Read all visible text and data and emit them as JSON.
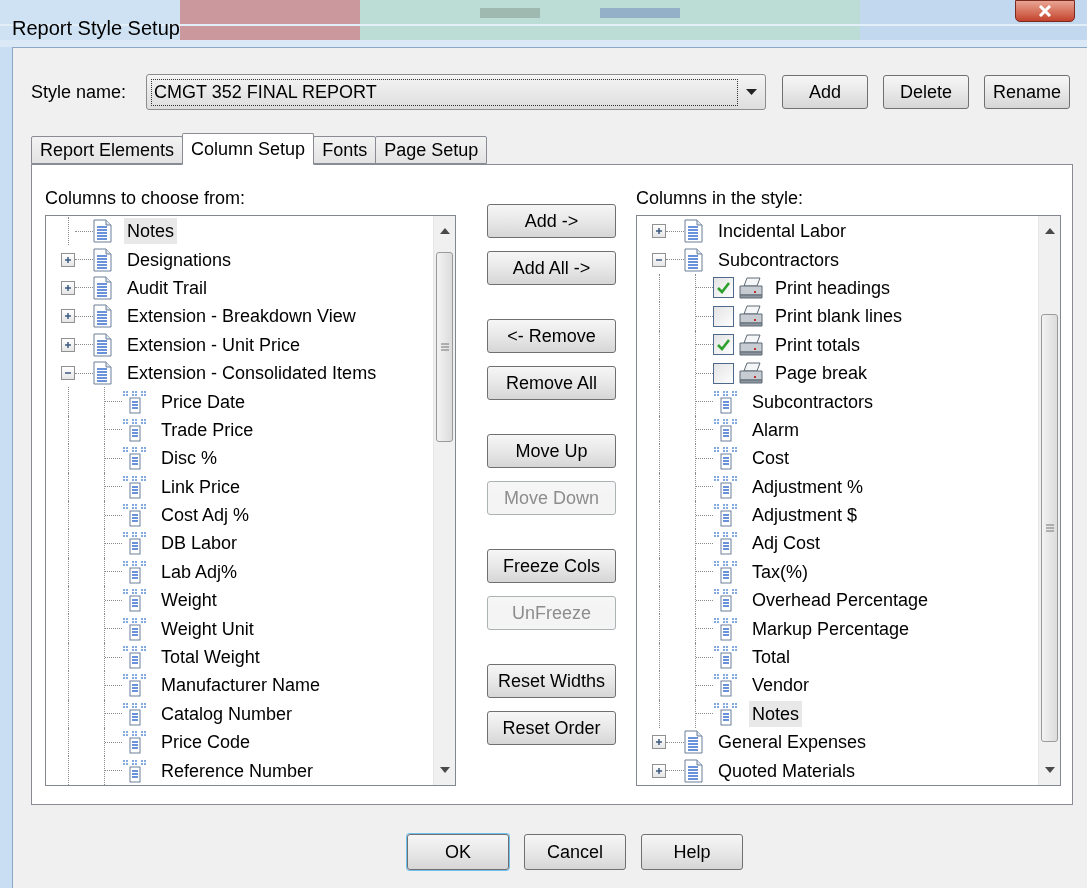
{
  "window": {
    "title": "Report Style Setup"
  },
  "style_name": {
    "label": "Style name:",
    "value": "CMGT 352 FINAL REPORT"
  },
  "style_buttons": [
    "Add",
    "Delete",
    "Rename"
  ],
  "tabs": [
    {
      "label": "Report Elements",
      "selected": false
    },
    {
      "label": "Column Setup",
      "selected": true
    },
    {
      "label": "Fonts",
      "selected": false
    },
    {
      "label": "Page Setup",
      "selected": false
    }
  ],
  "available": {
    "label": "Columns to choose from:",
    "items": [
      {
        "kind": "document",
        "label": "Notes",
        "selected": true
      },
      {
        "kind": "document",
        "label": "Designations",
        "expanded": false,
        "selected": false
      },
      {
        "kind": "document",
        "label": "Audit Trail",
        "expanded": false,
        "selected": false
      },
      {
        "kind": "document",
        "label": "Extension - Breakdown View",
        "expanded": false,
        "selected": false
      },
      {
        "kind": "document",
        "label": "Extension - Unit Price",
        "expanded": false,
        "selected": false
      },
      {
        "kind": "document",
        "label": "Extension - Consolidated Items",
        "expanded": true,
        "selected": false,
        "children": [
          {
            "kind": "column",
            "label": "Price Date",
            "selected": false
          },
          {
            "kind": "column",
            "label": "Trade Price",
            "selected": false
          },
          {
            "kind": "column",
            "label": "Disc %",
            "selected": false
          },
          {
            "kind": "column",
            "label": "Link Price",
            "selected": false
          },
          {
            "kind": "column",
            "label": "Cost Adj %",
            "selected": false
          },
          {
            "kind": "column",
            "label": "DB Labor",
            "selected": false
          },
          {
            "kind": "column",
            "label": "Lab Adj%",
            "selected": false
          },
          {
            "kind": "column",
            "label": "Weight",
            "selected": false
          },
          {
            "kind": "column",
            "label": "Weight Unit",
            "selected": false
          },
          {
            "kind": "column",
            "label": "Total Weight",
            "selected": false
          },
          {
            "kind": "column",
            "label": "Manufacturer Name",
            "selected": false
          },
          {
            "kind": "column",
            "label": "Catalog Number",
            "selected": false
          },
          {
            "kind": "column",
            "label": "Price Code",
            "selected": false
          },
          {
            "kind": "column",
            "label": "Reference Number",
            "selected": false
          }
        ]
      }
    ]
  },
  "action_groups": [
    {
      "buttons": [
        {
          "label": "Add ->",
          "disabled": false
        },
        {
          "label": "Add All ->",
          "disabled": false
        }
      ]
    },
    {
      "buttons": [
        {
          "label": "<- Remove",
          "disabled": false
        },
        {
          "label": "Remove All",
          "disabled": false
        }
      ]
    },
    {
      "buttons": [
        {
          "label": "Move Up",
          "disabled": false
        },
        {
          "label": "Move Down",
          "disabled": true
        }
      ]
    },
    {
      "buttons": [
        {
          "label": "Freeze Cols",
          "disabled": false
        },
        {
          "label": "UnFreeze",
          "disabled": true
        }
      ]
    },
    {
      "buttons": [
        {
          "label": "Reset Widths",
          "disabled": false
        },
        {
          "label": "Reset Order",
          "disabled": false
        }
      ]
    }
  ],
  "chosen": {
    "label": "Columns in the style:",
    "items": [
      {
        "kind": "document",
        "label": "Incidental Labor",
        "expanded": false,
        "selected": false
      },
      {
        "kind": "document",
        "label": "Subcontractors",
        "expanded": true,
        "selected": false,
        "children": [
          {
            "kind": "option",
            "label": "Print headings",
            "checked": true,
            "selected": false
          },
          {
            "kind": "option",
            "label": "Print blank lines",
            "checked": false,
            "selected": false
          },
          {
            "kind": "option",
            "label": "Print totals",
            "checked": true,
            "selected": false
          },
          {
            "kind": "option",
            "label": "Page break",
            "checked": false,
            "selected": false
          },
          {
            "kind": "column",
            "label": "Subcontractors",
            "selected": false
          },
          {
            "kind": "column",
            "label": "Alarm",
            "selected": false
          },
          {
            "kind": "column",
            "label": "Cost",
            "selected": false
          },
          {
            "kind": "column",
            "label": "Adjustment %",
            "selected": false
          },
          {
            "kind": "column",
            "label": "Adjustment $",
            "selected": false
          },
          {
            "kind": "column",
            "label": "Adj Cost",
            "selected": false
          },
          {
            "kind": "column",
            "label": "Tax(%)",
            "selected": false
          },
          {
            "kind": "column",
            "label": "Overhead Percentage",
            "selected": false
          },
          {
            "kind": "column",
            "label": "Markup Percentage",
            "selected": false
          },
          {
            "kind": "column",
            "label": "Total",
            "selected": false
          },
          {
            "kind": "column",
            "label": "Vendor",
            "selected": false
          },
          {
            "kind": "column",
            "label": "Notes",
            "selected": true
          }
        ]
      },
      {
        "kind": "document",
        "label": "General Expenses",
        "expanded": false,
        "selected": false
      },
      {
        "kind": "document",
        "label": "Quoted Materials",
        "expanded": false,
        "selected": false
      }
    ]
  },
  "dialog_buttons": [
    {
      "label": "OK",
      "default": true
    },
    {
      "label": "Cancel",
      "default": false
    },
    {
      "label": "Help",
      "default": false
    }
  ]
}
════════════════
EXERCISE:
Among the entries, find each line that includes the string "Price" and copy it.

TASK RESULT:
        "label": "Extension - Unit Price",
            "label": "Price Date",
            "label": "Trade Price",
            "label": "Link Price",
            "label": "Price Code",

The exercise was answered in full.